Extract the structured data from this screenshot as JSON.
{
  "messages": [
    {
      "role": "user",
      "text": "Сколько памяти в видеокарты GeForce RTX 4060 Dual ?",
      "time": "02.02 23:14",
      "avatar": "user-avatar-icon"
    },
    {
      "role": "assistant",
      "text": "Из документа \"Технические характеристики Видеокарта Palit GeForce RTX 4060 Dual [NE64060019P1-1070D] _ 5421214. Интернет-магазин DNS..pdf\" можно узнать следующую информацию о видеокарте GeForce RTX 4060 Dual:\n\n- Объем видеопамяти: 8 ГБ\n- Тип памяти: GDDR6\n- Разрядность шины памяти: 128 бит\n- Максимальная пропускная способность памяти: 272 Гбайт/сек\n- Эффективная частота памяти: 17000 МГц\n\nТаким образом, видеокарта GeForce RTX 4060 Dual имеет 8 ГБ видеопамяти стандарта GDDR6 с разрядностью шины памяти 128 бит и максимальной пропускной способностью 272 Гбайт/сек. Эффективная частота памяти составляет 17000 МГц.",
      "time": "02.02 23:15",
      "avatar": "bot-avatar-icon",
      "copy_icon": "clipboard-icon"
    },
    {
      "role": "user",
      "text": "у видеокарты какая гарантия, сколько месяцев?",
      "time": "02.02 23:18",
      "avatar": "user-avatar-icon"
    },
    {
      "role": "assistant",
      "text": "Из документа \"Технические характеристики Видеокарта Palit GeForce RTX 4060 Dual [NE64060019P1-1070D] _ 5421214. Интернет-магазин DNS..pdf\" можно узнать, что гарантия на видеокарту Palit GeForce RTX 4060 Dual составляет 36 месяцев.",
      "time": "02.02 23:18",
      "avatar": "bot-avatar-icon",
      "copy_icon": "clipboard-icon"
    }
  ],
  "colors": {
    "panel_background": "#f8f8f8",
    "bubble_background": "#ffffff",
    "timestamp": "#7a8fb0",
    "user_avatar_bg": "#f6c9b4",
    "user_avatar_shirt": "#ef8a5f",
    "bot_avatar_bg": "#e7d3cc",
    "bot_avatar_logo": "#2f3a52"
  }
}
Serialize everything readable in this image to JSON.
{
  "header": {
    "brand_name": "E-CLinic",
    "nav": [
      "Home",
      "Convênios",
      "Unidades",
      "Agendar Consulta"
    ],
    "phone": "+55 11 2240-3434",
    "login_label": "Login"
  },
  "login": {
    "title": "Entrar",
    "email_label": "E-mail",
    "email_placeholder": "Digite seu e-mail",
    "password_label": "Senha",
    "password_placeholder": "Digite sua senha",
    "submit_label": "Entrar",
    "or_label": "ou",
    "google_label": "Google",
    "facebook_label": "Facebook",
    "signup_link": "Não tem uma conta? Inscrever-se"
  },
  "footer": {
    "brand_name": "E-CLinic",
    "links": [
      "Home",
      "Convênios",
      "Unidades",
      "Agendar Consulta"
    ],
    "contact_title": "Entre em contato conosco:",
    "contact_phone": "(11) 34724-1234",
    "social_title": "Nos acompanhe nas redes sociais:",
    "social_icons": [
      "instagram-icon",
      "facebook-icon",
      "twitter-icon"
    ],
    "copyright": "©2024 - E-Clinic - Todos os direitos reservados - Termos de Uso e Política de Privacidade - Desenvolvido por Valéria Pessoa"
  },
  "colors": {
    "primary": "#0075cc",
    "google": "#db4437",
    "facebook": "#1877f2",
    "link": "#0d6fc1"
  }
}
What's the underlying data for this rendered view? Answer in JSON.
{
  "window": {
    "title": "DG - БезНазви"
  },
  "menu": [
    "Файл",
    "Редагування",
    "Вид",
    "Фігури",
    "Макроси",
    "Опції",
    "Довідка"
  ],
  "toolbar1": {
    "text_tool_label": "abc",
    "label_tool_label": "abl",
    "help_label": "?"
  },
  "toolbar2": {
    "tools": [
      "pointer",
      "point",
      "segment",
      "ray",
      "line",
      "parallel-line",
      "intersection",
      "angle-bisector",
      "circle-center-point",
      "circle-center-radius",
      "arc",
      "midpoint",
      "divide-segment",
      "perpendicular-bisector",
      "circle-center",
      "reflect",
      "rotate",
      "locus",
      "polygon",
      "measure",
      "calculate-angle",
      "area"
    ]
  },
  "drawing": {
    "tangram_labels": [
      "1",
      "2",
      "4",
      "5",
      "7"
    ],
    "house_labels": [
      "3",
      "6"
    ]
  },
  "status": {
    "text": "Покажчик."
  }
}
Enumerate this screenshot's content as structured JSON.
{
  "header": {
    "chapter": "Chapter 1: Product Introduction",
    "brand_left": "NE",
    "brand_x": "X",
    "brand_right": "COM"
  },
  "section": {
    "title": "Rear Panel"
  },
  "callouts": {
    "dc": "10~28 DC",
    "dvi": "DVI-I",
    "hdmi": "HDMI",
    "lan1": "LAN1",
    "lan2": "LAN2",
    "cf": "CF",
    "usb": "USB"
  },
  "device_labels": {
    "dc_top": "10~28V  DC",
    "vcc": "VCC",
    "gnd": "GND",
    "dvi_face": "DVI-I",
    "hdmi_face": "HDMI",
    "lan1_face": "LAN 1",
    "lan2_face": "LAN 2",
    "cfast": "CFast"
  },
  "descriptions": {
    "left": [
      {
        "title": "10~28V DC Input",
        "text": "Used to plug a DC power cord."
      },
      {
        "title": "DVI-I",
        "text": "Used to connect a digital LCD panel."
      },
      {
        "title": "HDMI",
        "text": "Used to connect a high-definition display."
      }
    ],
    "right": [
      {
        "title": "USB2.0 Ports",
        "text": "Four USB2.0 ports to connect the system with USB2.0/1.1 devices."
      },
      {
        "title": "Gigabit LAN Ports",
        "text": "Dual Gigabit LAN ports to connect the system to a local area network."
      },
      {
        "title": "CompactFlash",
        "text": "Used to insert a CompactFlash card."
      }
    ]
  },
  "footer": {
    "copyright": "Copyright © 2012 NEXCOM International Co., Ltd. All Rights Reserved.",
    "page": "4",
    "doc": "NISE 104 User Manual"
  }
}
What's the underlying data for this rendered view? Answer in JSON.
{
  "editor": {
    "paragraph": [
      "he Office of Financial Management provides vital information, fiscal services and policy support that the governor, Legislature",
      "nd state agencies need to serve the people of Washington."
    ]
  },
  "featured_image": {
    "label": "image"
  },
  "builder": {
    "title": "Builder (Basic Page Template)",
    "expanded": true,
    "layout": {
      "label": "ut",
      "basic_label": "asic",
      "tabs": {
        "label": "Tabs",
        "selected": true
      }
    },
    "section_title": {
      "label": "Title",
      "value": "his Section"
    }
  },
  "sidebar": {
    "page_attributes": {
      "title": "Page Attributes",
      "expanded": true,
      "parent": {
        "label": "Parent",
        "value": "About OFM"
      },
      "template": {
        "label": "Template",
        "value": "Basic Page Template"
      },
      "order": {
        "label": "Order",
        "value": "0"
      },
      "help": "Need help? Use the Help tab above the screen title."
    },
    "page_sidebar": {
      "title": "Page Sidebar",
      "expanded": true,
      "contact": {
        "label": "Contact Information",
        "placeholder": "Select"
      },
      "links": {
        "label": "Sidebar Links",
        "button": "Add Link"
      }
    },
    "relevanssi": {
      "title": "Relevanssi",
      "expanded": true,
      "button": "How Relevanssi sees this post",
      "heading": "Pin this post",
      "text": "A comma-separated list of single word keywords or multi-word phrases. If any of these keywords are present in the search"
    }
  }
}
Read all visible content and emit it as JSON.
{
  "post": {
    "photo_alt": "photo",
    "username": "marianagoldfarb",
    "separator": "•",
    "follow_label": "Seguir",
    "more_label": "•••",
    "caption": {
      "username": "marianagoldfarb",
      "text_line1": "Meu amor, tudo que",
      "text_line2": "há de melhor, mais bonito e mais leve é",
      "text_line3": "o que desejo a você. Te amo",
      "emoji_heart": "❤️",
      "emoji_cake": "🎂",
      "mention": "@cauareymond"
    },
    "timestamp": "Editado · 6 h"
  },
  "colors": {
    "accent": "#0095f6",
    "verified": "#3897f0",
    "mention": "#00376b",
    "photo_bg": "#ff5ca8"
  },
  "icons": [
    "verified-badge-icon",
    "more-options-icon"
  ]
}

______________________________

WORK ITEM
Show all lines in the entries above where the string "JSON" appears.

SOLVED PROBLEM
Extract the structured data from this screenshot as JSON.
Serialize everything readable in this image to JSON.
What's the underlying data for this rendered view? Answer in JSON.
Enumerate this screenshot's content as structured JSON.
What's the underlying data for this rendered view? Answer in JSON.
Read all visible content and emit it as JSON.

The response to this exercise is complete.